### Records shown
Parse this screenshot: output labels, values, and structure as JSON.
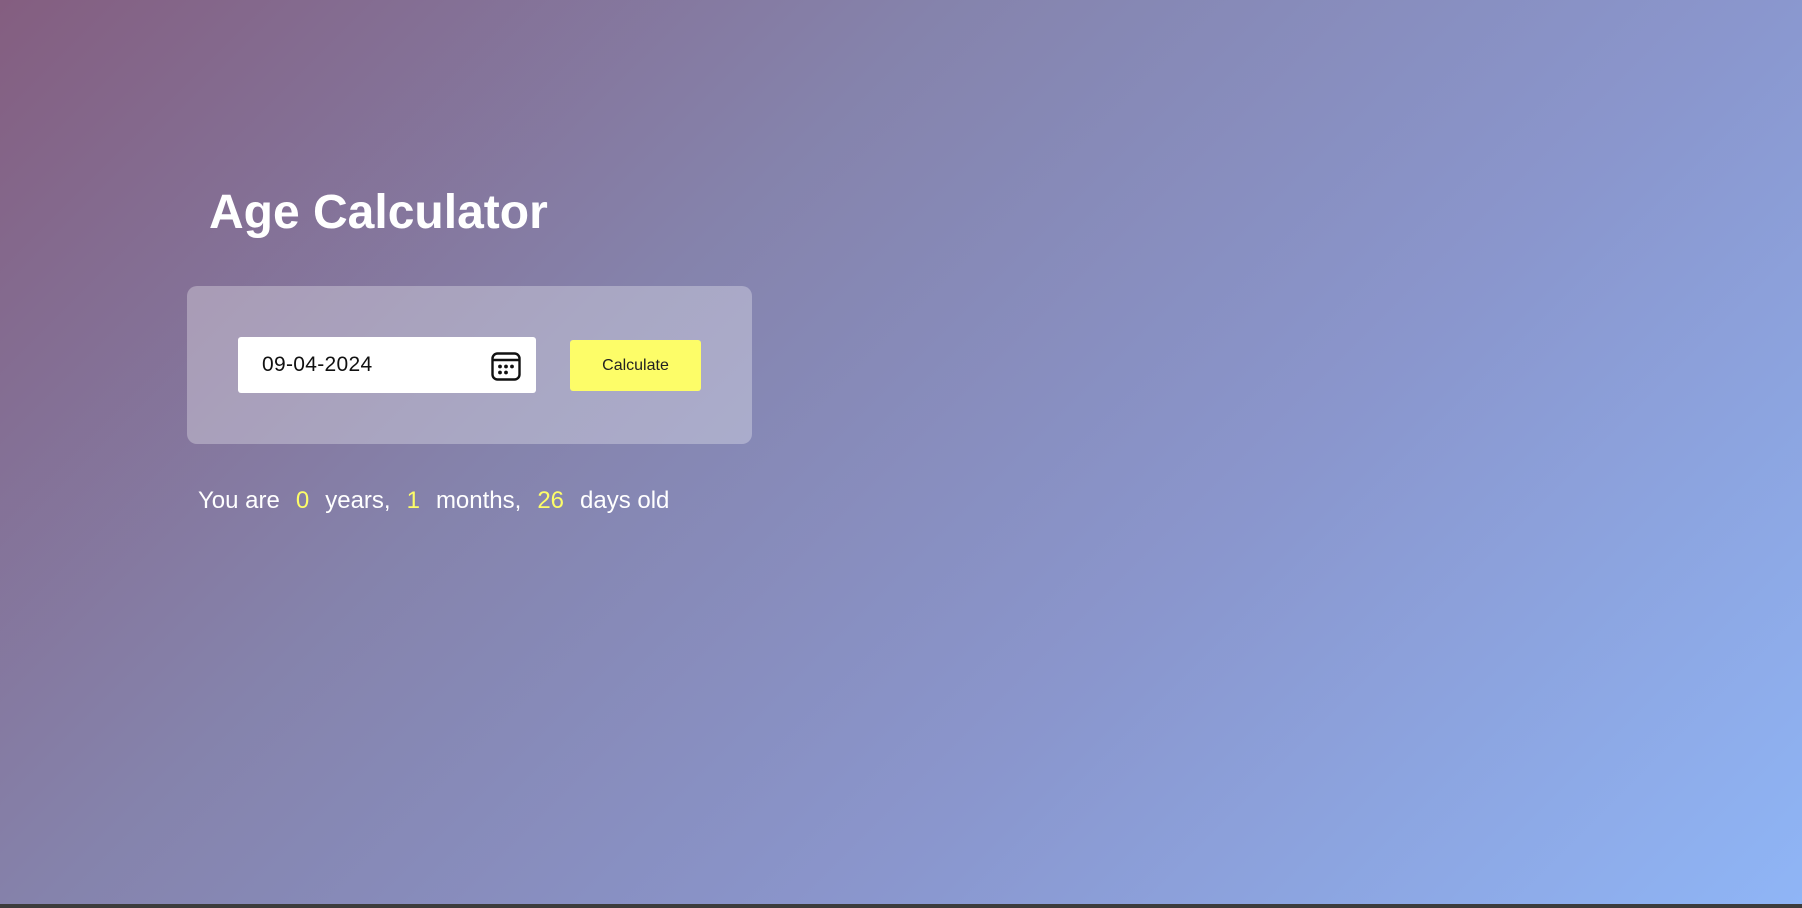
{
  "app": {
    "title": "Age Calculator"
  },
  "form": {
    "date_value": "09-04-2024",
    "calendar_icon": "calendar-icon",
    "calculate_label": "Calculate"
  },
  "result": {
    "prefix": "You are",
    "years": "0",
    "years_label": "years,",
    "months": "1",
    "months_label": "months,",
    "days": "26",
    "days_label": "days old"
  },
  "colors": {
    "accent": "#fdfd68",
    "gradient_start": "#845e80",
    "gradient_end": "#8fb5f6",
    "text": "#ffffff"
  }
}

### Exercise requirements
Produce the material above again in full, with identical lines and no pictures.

### Output of the exercise
Parse this screenshot: output labels, values, and structure as JSON.
{
  "app": {
    "title": "Age Calculator"
  },
  "form": {
    "date_value": "09-04-2024",
    "calendar_icon": "calendar-icon",
    "calculate_label": "Calculate"
  },
  "result": {
    "prefix": "You are",
    "years": "0",
    "years_label": "years,",
    "months": "1",
    "months_label": "months,",
    "days": "26",
    "days_label": "days old"
  },
  "colors": {
    "accent": "#fdfd68",
    "gradient_start": "#845e80",
    "gradient_end": "#8fb5f6",
    "text": "#ffffff"
  }
}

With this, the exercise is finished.